(Stored records)
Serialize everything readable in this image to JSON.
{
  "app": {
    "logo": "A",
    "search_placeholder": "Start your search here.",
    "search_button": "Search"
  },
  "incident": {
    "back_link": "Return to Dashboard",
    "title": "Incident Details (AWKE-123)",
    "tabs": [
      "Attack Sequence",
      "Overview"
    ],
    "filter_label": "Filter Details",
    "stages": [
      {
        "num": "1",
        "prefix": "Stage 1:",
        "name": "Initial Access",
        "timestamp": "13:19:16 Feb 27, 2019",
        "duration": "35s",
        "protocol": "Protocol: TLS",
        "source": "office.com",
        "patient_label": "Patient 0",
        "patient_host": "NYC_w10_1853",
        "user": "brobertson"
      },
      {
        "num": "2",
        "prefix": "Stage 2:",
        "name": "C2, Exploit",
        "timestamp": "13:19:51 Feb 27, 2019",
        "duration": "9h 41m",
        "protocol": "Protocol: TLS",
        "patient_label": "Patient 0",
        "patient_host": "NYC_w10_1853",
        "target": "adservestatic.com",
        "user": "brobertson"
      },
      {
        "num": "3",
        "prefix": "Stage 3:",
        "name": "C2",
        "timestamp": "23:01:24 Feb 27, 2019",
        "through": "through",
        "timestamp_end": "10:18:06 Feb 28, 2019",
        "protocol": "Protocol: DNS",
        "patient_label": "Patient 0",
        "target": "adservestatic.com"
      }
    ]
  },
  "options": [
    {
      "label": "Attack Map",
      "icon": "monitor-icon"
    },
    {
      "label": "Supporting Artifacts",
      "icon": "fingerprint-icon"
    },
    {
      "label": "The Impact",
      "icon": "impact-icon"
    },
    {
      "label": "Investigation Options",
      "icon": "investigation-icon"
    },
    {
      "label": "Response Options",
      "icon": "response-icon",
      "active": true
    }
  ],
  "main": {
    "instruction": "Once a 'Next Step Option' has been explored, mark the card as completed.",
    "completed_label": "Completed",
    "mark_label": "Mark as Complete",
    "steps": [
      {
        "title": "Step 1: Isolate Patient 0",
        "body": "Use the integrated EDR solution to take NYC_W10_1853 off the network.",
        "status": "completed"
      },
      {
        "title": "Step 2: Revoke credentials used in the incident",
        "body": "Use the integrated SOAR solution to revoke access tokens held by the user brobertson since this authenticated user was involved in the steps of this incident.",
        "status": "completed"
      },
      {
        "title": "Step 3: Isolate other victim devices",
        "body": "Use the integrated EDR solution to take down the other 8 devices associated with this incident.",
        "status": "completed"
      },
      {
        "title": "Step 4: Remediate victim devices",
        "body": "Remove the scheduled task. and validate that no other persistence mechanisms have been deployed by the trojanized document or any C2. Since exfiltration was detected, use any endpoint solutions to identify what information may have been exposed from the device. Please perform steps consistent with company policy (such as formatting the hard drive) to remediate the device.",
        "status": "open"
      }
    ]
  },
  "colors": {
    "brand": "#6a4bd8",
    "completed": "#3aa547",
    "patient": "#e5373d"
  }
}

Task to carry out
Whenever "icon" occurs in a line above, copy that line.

Reply
      "icon": "monitor-icon"
      "icon": "fingerprint-icon"
      "icon": "impact-icon"
      "icon": "investigation-icon"
      "icon": "response-icon",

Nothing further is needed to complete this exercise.